- _WORK TO COMPLETE_
Tally the lines in the listing below that hold the string "screenshot", and reply with that tally alone.

━━━━━━━━━━━━━━━━

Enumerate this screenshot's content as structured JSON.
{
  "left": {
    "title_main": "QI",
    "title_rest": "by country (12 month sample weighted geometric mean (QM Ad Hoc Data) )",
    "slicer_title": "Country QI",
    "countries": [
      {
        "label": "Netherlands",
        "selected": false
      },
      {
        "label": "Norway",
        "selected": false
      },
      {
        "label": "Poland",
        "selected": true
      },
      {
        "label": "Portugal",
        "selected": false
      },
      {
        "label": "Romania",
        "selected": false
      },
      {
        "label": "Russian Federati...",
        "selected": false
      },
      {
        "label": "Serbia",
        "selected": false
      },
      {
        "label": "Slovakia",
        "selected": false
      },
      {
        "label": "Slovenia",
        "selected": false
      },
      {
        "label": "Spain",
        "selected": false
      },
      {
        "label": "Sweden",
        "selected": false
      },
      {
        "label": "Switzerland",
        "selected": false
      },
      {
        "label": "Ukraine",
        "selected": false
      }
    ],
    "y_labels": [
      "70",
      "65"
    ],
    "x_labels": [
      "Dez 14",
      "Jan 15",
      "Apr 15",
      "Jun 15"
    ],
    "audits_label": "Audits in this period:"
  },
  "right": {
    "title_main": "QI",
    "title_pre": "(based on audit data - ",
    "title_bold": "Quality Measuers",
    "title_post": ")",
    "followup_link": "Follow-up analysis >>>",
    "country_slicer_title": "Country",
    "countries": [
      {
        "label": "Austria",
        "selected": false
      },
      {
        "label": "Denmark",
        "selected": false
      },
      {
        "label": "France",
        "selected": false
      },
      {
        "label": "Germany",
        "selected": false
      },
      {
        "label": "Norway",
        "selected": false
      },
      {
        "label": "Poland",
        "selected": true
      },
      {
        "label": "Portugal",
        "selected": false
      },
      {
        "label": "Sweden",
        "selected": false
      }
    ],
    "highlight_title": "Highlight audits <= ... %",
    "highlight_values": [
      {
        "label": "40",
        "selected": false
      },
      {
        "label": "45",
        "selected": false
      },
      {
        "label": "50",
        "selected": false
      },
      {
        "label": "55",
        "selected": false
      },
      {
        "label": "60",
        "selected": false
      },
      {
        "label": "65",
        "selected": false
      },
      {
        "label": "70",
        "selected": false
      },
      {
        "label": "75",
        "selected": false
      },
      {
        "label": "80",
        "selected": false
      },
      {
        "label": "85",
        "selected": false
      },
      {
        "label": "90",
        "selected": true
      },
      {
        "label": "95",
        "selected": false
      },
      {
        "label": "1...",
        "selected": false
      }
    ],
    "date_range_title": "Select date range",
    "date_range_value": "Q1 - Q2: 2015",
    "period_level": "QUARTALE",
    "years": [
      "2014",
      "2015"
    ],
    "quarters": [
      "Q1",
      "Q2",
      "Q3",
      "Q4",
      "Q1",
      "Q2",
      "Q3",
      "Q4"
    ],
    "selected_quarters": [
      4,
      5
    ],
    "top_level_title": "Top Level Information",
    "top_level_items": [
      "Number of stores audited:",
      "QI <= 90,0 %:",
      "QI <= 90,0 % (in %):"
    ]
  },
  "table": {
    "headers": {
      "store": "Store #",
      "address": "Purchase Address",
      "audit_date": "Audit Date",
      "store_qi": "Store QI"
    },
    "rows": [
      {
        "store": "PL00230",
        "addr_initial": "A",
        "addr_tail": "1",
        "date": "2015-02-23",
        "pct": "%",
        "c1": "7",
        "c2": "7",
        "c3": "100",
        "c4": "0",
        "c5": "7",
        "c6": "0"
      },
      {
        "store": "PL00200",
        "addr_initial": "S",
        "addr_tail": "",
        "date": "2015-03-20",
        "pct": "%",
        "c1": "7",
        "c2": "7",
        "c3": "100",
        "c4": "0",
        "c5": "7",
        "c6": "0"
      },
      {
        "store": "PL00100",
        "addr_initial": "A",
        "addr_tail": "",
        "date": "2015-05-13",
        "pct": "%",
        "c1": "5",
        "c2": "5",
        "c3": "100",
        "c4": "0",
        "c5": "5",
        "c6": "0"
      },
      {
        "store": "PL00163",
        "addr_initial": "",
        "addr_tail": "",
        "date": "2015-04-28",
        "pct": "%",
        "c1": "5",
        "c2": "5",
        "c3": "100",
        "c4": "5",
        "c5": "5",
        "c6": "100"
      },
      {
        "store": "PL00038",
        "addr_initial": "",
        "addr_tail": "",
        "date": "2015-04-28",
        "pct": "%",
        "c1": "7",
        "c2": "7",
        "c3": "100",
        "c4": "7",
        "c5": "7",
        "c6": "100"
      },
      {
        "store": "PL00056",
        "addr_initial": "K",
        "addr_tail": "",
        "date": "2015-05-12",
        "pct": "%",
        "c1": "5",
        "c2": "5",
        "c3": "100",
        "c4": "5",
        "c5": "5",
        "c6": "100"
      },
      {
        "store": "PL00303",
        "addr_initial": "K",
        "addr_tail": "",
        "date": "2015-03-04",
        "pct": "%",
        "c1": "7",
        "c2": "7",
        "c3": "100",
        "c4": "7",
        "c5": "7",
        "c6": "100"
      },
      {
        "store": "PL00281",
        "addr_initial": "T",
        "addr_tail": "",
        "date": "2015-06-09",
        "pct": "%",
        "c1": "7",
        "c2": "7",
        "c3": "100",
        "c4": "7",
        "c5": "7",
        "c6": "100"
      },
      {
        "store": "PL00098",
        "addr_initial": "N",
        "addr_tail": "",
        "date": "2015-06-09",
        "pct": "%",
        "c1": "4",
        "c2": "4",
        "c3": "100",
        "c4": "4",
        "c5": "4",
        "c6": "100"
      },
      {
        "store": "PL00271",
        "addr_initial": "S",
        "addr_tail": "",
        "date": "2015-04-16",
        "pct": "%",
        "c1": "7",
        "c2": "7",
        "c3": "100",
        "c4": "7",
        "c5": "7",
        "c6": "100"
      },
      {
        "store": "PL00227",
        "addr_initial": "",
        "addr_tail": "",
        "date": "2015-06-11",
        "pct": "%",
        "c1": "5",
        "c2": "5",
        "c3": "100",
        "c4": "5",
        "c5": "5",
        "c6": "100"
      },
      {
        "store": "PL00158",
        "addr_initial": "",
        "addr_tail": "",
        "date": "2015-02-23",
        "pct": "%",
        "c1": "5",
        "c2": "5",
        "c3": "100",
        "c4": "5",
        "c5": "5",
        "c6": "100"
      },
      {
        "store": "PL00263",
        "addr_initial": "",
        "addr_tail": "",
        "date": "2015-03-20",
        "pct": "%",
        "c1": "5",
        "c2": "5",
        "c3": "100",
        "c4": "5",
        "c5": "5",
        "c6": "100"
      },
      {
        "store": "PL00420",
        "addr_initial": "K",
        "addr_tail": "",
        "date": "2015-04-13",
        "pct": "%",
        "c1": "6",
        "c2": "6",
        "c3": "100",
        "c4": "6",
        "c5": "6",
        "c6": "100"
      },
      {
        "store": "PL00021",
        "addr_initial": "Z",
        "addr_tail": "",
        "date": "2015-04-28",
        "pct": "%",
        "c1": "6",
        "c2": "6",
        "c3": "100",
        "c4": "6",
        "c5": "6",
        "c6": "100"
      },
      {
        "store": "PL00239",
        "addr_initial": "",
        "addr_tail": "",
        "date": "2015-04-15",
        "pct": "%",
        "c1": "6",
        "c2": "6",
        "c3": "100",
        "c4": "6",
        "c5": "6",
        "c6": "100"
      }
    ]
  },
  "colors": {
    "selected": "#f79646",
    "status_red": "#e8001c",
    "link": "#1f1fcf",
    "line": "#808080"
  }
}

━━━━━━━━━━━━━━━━

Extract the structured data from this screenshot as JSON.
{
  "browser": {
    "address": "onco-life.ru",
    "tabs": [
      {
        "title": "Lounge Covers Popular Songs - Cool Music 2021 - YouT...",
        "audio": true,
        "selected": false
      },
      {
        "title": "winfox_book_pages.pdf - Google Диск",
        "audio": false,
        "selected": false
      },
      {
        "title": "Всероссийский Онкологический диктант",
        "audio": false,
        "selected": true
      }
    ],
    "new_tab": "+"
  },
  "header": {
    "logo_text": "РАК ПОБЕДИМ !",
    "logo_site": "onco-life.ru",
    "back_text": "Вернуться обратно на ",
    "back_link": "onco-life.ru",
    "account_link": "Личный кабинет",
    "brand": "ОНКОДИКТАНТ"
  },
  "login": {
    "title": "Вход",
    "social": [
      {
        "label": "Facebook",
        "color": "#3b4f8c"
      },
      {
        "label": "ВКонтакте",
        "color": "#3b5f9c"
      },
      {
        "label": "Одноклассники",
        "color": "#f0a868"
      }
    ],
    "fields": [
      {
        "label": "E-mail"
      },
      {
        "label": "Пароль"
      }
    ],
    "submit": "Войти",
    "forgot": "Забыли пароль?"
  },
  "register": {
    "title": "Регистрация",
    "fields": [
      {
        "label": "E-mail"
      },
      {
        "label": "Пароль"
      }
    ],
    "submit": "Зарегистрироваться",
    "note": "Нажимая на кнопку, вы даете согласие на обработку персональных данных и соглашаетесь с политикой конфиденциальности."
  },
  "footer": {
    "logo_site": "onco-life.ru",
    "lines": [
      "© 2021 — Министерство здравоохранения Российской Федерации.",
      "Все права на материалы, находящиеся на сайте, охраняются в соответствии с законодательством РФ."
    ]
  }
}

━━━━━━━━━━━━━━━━

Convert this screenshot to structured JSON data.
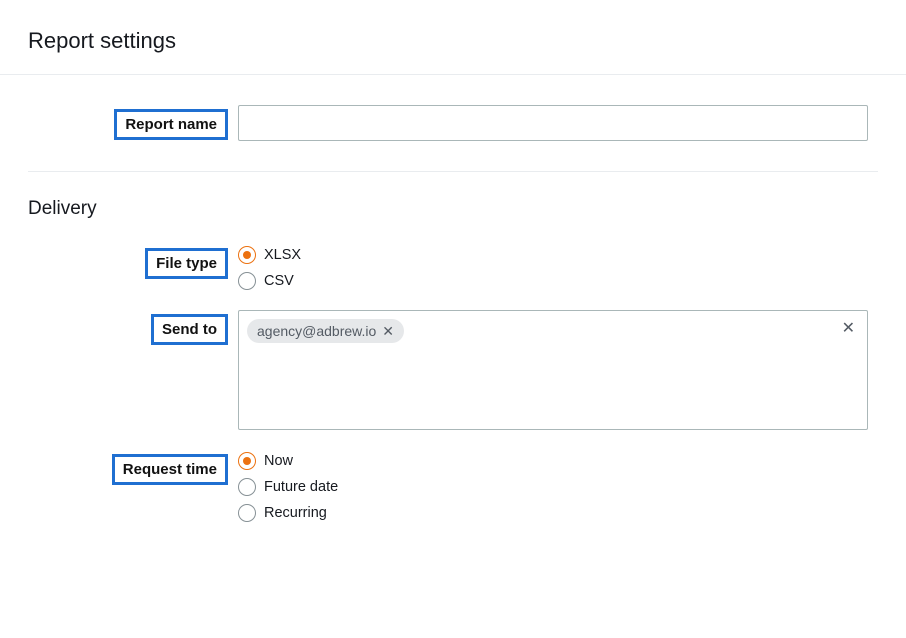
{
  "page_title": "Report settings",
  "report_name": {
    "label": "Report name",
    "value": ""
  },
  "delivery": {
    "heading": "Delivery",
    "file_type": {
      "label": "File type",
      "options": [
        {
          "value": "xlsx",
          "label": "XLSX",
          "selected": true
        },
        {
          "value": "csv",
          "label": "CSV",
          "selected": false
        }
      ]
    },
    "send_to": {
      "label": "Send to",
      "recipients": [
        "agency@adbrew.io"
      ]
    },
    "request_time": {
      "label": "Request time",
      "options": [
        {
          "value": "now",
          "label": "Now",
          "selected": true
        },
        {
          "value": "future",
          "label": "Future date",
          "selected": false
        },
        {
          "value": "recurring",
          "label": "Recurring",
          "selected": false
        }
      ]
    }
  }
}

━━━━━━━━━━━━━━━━

- _SOLUTION TO THE EXERCISE_
3